The services and support section described a comprehensive range of activities, projects and programmes that aim to support healthier diets for local residents.  However, there are inevitably some potential gaps and opportunities, examples of which are described below.

Given the relatively poorer dietary behaviour of adolescents and young people (discussed in the inequalities section), this may present a potential gap for local services to address.  However, this is likely to be filled at least in part by the new City and Hackney Children and Young People’s Health and Wellbeing Service, launched in October 2016.  This new, holistic service has a strong prevention focus and will deliver education and outreach in primary and secondary schools, and also in a range of youth and community settings. As with other school-based interventions, the abundance of independent schools in Hackney does pose a challenge for ensuring equal access to the education provision within this service model, however this challenge is being addressed by engaging with affected communities to better identify need and tailor the provision to maximise coverage of the service.

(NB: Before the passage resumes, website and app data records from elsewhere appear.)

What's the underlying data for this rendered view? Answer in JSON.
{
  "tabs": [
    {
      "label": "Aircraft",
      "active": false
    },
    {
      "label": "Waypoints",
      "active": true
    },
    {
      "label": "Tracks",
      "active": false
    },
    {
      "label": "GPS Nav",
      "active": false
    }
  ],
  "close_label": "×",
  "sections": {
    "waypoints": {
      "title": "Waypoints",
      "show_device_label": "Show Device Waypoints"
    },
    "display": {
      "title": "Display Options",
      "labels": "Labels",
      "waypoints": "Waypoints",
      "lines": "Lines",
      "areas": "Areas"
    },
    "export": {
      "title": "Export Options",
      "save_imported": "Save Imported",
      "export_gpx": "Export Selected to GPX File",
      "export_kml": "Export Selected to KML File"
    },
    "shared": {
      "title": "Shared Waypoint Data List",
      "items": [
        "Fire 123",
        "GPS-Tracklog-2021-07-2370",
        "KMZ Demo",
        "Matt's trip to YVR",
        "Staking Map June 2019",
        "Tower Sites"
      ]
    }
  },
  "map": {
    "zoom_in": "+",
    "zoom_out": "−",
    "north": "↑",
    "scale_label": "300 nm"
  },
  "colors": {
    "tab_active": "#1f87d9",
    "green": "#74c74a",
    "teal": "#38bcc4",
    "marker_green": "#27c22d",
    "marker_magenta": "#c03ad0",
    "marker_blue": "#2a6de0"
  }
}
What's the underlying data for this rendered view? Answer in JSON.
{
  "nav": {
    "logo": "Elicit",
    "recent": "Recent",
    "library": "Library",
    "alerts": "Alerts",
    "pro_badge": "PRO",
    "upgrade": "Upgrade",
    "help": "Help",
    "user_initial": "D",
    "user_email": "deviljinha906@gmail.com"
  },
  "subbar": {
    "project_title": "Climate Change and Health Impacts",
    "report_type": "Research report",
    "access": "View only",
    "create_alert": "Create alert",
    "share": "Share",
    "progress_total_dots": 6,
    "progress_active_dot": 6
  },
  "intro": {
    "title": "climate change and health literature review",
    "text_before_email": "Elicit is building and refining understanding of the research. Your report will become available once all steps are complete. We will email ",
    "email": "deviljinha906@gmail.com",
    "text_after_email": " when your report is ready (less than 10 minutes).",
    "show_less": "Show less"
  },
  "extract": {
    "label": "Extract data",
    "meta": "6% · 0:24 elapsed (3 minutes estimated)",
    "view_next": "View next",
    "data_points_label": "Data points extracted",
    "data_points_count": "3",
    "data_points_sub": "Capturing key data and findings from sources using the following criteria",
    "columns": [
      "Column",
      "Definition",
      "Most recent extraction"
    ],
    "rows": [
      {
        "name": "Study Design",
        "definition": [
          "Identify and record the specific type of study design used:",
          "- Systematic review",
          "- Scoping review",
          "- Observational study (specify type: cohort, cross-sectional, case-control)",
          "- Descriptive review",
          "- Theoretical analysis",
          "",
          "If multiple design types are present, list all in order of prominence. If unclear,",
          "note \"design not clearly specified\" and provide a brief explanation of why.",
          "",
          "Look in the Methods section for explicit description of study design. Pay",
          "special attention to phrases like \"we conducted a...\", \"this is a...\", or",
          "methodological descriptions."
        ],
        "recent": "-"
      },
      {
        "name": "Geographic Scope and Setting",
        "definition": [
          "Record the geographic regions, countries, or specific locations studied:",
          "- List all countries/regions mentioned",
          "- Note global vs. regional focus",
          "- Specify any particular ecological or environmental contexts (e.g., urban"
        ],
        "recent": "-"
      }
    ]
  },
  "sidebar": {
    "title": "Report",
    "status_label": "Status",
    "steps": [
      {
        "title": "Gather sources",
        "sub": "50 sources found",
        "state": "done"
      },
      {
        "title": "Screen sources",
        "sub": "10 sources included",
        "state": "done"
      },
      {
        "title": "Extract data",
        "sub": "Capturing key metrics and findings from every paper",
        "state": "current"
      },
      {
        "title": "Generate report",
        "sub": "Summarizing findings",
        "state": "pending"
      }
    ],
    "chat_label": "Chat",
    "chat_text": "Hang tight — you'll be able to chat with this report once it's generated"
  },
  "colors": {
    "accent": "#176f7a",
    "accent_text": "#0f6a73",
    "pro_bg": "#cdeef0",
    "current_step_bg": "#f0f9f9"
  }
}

Other planned and ongoing interventions to tackle the wider food environment (including work to reduce the ‘unhealthiness’ of hot food takeaways on sale locally) will also help to improve the diets of young people as well as other residents. There is also a current gap, in Hackney at least, in terms of working with local employers to create workplaces which support healthier eating for their staff. The City of London Corporation has already attained London Healthy Workplace Charter status and has a comprehensive offer of support to local businesses to create healthier workplaces through the Business Healthy programme. In Hackney, the council was awarded Charter status in October 2016, which is an excellent platform to start working with local employers in a similar way.

The refresh of the local obesity strategy (which expires in 2018) also offers an excellent opportunity to review existing provision to ensure that it is based on the most up-to-date evidence of need and best practice to improve the diets of local people. This work is being led by a new Obesity Strategic Partnership (OSP) in Hackney, which was launched in early 2016 to guide a ‘whole systems approach’ to tackling obesity in the borough. The partnership is chaired by the Chief Executive of the council and includes membership from across a range of service areas that can influence aspects of the food (and physical activity) environment, as well as the NHS.  The new strategy will be informed by learning from current local projects, including the behaviour change pilot in Haggerston described earlier.